complexities of the real atmosphere make diagnosing the impact of individual PI parameters very difficult. In this study, we employ a high-resolution, three-dimensional, full-physics model on a “weather” time scale of 8 days to diagnose the physical mechanisms behind why changing upper-tropospheric temperatures modify TC intensification, and to investigate the use of PI theory in understanding TC maximum intensity on weather time scales. One potential mechanism by which a colder upper

Full access
Jonathan Martinez, Michael M. Bell, Robert F. Rogers, and James D. Doyle

1. Introduction Accurate forecasts of tropical cyclone (TC) intensity changes remain one of the most difficult weather predictions, even for short lead times. This is in part due to multiscale interactions, which require operational forecast models to precisely capture the evolution of the atmosphere over a vast range of scales in the vicinity of a TC. DeMaria et al. (2014) demonstrated that although intensity forecast errors have not improved as much as track forecast errors over the past

Full access
Nannan Qin and Da-Lin Zhang

evident in the planetary boundary layer (PBL), where radial inflows are peaked. In addition, Xu and Wang (2015) found that TC intensification rate is negatively and positively correlated with the RMW and storm intensity (i.e., V MAX ), respectively. The highest RI tends to occur when the RMW is less than 40 km with V MAX of about 40 m s −1 . Although little progress has been made in operationally predicting the RI of TCs, cloud-permitting simulations of some rapidly intensifying TCs, such as

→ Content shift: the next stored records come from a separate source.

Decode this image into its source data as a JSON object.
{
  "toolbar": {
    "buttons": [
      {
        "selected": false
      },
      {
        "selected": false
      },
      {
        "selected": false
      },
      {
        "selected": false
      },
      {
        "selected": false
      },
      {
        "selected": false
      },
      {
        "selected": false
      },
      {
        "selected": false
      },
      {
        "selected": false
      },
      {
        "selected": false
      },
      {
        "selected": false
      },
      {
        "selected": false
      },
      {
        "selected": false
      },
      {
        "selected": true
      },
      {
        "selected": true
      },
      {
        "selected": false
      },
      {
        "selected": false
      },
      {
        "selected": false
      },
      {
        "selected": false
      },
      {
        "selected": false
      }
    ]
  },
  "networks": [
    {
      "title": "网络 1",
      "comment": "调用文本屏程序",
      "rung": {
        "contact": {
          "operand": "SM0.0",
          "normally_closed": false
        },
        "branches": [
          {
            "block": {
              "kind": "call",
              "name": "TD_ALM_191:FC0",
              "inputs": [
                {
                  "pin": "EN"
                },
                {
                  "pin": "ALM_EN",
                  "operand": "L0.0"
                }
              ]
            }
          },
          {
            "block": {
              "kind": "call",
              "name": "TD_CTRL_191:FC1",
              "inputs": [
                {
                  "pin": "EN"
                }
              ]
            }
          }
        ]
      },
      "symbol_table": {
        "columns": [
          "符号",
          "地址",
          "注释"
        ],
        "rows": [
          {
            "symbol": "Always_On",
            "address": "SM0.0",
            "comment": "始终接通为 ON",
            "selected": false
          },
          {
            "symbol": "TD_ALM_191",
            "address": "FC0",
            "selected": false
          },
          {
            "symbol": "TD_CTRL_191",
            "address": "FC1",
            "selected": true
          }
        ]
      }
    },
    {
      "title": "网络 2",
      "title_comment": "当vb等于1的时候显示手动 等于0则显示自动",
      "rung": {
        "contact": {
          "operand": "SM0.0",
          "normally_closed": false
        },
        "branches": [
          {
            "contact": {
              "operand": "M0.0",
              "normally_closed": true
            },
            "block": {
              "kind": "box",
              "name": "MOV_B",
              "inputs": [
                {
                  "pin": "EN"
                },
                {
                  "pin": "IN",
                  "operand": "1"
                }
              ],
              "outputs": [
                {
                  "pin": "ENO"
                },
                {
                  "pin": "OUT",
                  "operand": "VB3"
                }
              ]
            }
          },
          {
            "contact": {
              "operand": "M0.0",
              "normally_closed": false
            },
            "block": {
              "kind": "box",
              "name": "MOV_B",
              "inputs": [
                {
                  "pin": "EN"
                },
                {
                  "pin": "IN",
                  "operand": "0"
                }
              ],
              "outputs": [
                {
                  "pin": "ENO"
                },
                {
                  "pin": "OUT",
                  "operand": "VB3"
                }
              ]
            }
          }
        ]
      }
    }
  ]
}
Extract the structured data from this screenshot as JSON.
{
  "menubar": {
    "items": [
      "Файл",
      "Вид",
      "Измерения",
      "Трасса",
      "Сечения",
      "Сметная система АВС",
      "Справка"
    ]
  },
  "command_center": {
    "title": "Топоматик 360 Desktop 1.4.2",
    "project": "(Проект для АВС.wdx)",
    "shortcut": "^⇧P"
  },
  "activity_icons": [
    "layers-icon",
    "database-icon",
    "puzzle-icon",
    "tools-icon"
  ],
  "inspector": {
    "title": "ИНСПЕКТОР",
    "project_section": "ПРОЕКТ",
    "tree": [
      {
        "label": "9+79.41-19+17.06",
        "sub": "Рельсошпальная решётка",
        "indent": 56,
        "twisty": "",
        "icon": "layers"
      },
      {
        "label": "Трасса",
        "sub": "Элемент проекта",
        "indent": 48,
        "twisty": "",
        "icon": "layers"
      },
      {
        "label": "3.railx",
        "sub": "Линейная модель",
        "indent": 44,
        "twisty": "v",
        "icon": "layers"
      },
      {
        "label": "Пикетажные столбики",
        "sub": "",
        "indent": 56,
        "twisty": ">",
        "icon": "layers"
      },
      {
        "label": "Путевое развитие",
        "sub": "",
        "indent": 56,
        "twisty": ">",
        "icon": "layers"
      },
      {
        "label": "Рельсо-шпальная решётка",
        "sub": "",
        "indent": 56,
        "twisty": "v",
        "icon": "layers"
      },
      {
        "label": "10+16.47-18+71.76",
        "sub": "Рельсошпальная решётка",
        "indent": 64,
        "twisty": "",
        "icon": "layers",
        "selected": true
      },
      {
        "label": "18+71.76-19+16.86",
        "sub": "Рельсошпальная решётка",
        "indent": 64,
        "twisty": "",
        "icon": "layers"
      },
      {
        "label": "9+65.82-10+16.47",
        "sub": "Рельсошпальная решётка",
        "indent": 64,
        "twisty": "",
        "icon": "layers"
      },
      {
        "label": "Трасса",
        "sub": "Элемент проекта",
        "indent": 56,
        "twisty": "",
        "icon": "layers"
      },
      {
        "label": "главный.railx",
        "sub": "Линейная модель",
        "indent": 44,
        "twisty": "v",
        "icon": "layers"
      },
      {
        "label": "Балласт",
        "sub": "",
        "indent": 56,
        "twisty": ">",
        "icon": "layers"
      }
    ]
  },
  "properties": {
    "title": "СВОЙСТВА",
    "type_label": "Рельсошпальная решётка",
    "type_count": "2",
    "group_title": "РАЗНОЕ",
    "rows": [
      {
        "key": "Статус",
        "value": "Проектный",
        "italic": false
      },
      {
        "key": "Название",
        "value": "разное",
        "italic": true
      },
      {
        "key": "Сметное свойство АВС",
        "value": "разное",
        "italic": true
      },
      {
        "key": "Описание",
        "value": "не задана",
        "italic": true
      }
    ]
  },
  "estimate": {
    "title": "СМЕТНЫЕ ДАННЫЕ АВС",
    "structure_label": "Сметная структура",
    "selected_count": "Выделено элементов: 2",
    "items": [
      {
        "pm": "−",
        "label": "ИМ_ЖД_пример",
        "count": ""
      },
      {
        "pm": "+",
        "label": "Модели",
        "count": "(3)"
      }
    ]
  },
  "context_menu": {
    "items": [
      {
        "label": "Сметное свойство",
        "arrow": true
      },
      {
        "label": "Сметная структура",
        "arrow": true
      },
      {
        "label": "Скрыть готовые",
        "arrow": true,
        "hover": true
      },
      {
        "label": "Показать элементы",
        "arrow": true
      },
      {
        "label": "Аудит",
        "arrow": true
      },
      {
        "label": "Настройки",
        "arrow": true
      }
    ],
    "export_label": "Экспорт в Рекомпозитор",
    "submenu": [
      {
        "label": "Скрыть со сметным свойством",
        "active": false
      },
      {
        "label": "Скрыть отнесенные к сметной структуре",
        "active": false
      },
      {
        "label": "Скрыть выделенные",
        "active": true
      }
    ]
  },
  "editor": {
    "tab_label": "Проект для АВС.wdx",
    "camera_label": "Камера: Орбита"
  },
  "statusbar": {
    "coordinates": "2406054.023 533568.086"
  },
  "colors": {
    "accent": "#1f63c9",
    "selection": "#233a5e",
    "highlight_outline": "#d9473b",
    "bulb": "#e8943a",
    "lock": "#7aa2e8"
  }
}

Full access
Russell L. Elsberry, Eric A. Hendricks, Christopher S. Velden, Michael M. Bell, Melinda Peng, Eleanor Casas, and Qingyun Zhao

) field. Model dynamics will then adjust the mean and asymmetric wind fields, which in the lower model levels will take into account the planetary boundary layer frictional effects and enthalpy fluxes. Whereas these internal adjustments will determine the intensity change, the TC vortex dynamics and physics prediction are expected to also improve the interaction between the vortex and its environment in conjunction with the better depiction of the outflow jets from the high temporal and spatial

Full access
William A. Komaromi and James D. Doyle

to systematically explore the effect of modifying the environmental inertial stability and the resulting effect on the strength, structure, and direction of the storm outflow. Last, predictability issues associated with TC intensity change and the relative positions of the TC and the trough will be investigated. 2. Methodology a. Numerical model configuration The numerical simulations in this study are performed using the Coupled Ocean–Atmosphere Mesoscale Prediction System (COAMPS) for Tropical

Full access
Xu Lu and Xuguang Wang

simulated maximum intensity in both the idealized and the operational HWRF. On the other hand, Bryan and Rotunno (2009b) found in the axisymmetric model that the maximum intensity of storms is insensitive to vertical diffusivity. Zhu et al. (2018) found that there was an unrealistic discontinuity of vertical diffusion near the boundary layer top in the HWRF planetary boundary layer (PBL) scheme applied in the HWRF Model (e.g., Fig. 1 ). This parameterization of vertical diffusivity K m was

Full access
Patrick Duran and John Molinari

of the background environment. More recent literature (e.g., Wirth 2003 ) has noted that strong, shallow temperature inversions immediately above the cold-point tropopause are a common feature in the tropics, now known as the tropopause inversion layer (TIL). On the planetary scale, TIL formation and maintenance has been tied to planetary wave dynamics ( Grise et al. 2010 ) and vertical gradients of radiative heating across the tropopause ( Randel et al. 2007 ), but the relative contributions of

Full access
Jie Feng and Xuguang Wang

and Pan 2006 ), and the Ferrier–Aligo microphysics scheme ( Ferrier 1994 , 2005 ), 2) the modified surface layer ( Kwon et al. 2010 ) and nonlocal planetary boundary layer ( Hong and Pan 1996 ) parameterization schemes, and 3) the Eta Geophysical Fluid Dynamics Laboratory (GFDL) longwave and shortwave radiation schemes ( Schwarzkopf and Fels 1991 ; Lacis and Hansen 1974 ). Note that the SAS cumulus scheme is only implemented for the outer two domains (i.e., 18- and 6-km grids), but not for the

Full access